“The Allahabad High Court highlights an important distinction in social media etiquette, reminding us that while liking an obscene post on Facebook may not be offensive, sharing or retweeting it crosses the line of acceptability.”
In a recent ruling, the Allahabad High Court stated that liking an obscene post on Facebook may not be considered an offense, but sharing or retweeting it can be deemed as an offense. The court made this observation while hearing a case related to the circulation of explicit content on social media platforms.
The court emphasized that merely liking a post does not necessarily imply endorsing or promoting its content. However, sharing or retweeting such material can be seen as an active involvement in its dissemination, making it an offense under relevant legal provisions.
The judgment serves as a reminder to social media users about the potential legal consequences of sharing objectionable content. The court highlighted the importance of responsible online behavior, urging individuals to refrain from spreading offensive material that may harm society or violate legal norms.
This ruling by the Allahabad High Court adds to the ongoing debate surrounding the regulation of content on social media platforms. It raises questions about the extent to which individuals should be held accountable for their online actions and the role of platforms in monitoring and moderating such content.
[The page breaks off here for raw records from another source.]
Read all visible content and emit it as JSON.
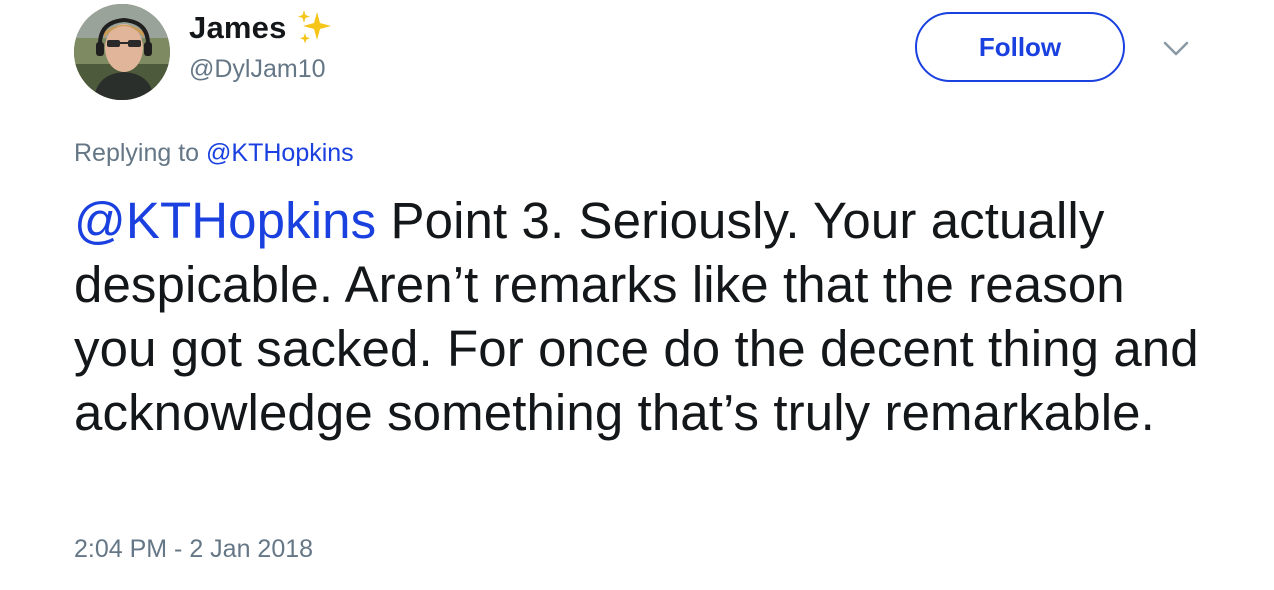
{
  "author": {
    "display_name": "James",
    "handle": "@DylJam10",
    "badge_icon": "sparkles-icon"
  },
  "follow_button": {
    "label": "Follow"
  },
  "menu": {
    "icon": "chevron-down-icon"
  },
  "reply": {
    "prefix": "Replying to",
    "to": "@KTHopkins"
  },
  "tweet": {
    "mention": "@KTHopkins",
    "body": "Point 3. Seriously. Your actually despicable. Aren’t remarks like that the reason you got sacked. For once do the decent thing and acknowledge something that’s truly remarkable."
  },
  "timestamp": "2:04 PM - 2 Jan 2018",
  "colors": {
    "link": "#1a40e0",
    "text": "#14171a",
    "muted": "#657786",
    "sparkle": "#f5c518"
  }
}
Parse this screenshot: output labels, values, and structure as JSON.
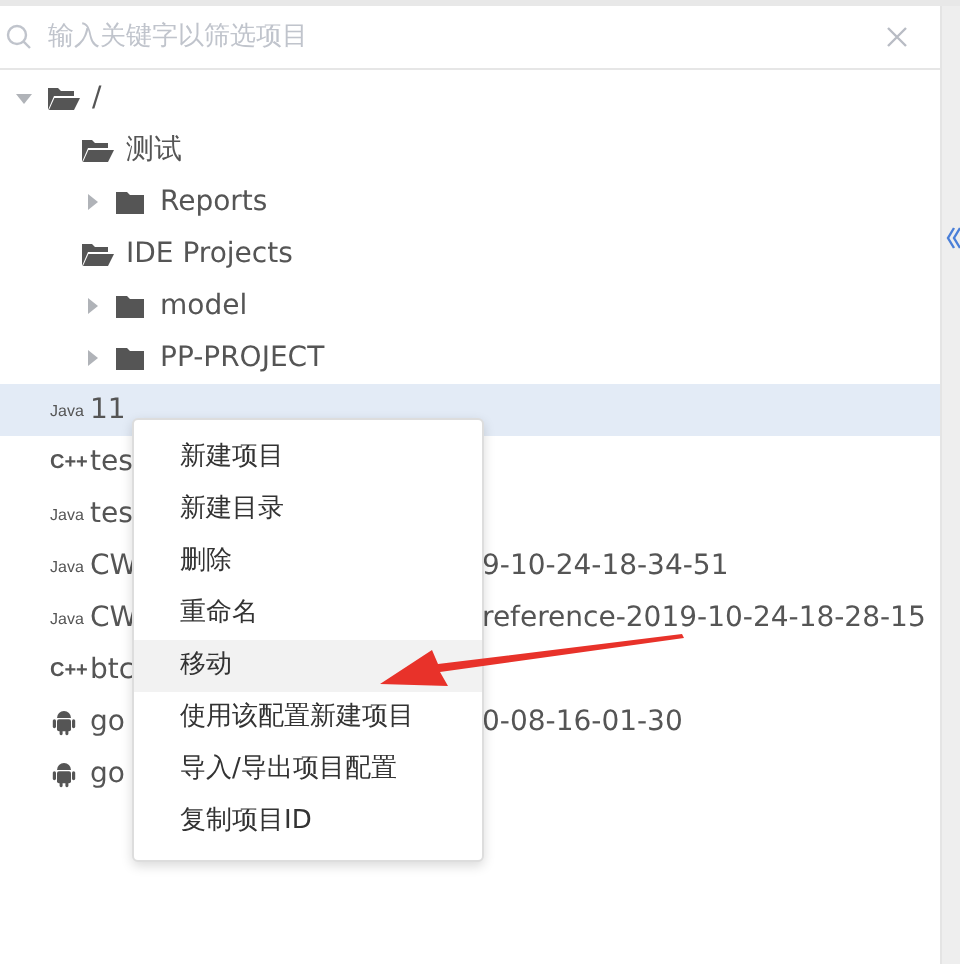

As social media continues to play a significant role in shaping public discourse, it becomes crucial for users to exercise caution and adhere to legal and ethical standards while engaging with online content.